FS: You know, I don't know, no one's talked to me about it. I've been so focused on this fight that the world doesn't exist very much for me. But hey, if it happens, it happens, and it'd be great. I admire Kurt as a champion, but in this sport this is my world.
Q: The relationship between you and your adoptive brother, Ken, has been described as "estranged" by some. Do you feel that's a correct characterization?
FS: Yeah, that'd be good (laughs).
Q: How did things go south between you and Ken?
FS: There came a time when I really felt like what we were doing and what we were training in was not the best way. It was an old idea, you know, it was old business. I voiced my concern about that and basically I was told to do what I was told. I was very vocal, and I've always been very vocal about what I believed in and I kept on it and said "Look, we've got to change, there's a better way to do business." And eventually we came down to Ken telling me, "You don't have what it takes, you're not going to be a world champion and I want you to run my gyms for the rest of your life." So that to me was, especially since he was my mentor, it was devastating to me. And I realized at that point that Ken either didn't believe in me or didn't want me to be who I thought I could be, and I had to leave. When I left, basically him and my father said "That's it, you're no longer part of the family we're never going to talk to you again, you can never train with the guys, and you no longer exist in our family." So I had to make a choice, and I chose to follow what I believed was right at the expense of that family, and it's been weird ever since.
Q: Are things so strained between the two of you that if a promoter put enough money out there, would you fight him?
FS: Oh yeah. Are you kidding me?
Q: Has anyone ever tried to put that together?
FS: Well, I'm still working on it.
Q: Have you talked to Ken about it? How does he feel?
FS: I have not talked to Ken about it, but I've talked to some of his representatives and we got two thumbs up so I'm going to keep working on it.
Q: Is there a specific promotion that you're trying to put this together for?
FS: Well, I'm trying to do it independently. Don't think of me as a fighter, it will cloud your judgment. I do a lot of things.

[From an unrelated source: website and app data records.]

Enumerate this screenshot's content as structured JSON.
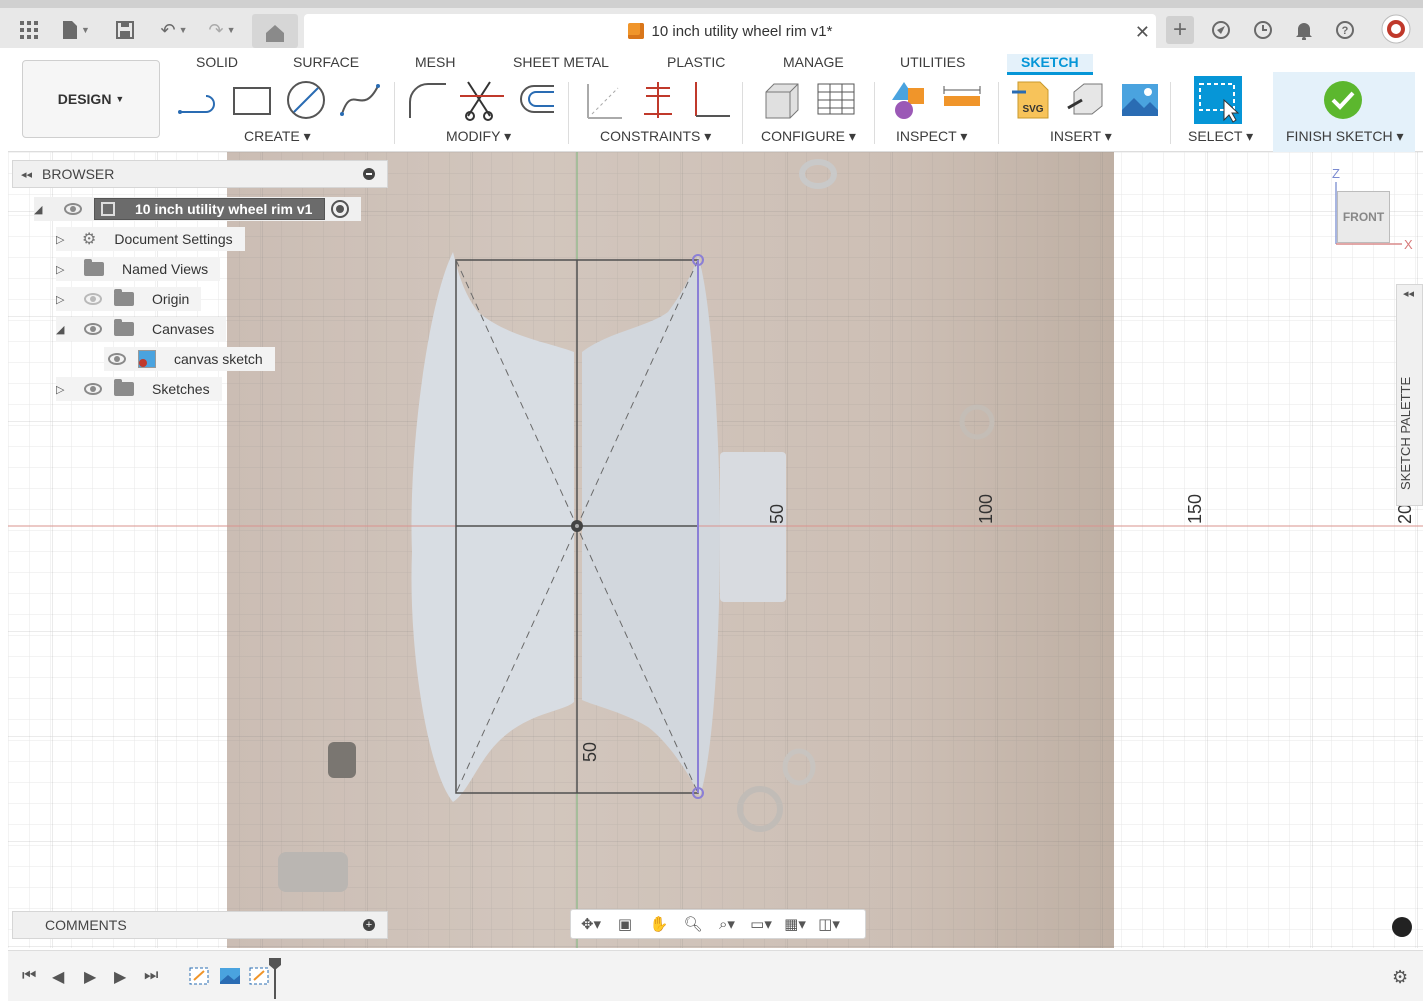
{
  "app": {
    "document_title": "10 inch utility wheel rim v1*"
  },
  "toolbar": {
    "workspace_label": "DESIGN",
    "tabs": [
      "SOLID",
      "SURFACE",
      "MESH",
      "SHEET METAL",
      "PLASTIC",
      "MANAGE",
      "UTILITIES",
      "SKETCH"
    ],
    "active_tab": "SKETCH",
    "groups": {
      "create": "CREATE",
      "modify": "MODIFY",
      "constraints": "CONSTRAINTS",
      "configure": "CONFIGURE",
      "inspect": "INSPECT",
      "insert": "INSERT",
      "select": "SELECT",
      "finish": "FINISH SKETCH"
    }
  },
  "browser": {
    "title": "BROWSER",
    "root": "10 inch utility wheel rim v1",
    "items": [
      {
        "label": "Document Settings"
      },
      {
        "label": "Named Views"
      },
      {
        "label": "Origin"
      },
      {
        "label": "Canvases"
      },
      {
        "label": "canvas sketch"
      },
      {
        "label": "Sketches"
      }
    ]
  },
  "comments": {
    "title": "COMMENTS"
  },
  "viewport": {
    "ruler_labels": [
      "50",
      "100",
      "150",
      "20"
    ],
    "dimension_labels": [
      "50"
    ]
  },
  "viewcube": {
    "face": "FRONT",
    "axis_z": "Z",
    "axis_x": "X"
  },
  "sketch_palette": {
    "label": "SKETCH PALETTE"
  },
  "icons": [
    "grid-menu-icon",
    "file-icon",
    "save-icon",
    "undo-icon",
    "redo-icon",
    "home-icon",
    "close-icon",
    "add-tab-icon",
    "extensions-icon",
    "job-status-icon",
    "notifications-icon",
    "help-icon",
    "avatar-icon"
  ]
}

Q: You've been pretty heavily involved in other businesses outside of MMA since '99, what businesses have you been involved with?
FS: I started a franchise of schools, which we're just finishing now and getting ready to go national. Of course, I have my web site FrankShamrock.com, which is the official web site and its own business. I also have Frank Shamrock, Inc., which is my own personal asset management company. I have also started an entertainment company called "MMA Entertainment" of which we're at the tail end of a giant financing round. And a law enforcement training business, and I own a merchandising company.
Q: You've kept pretty busy.
FS: (Laughs). Basically I get to see my wife for a half hour in the morning and a half hour in the evening and we spend every Sunday together. Other than that, I'm a very busy man.
Sam Caplan is a Philadelphia-based sports talk show host and freelance sportswriter. He's also an amateur mixed martial artist (and we do mean amateur) who trains out of the Mixed Martial Arts Academy of Philadelphia. Sam can be reached via e-mail at SCaplan8@comcast.net or you can check out his blog at: caplanmma.blogspot.com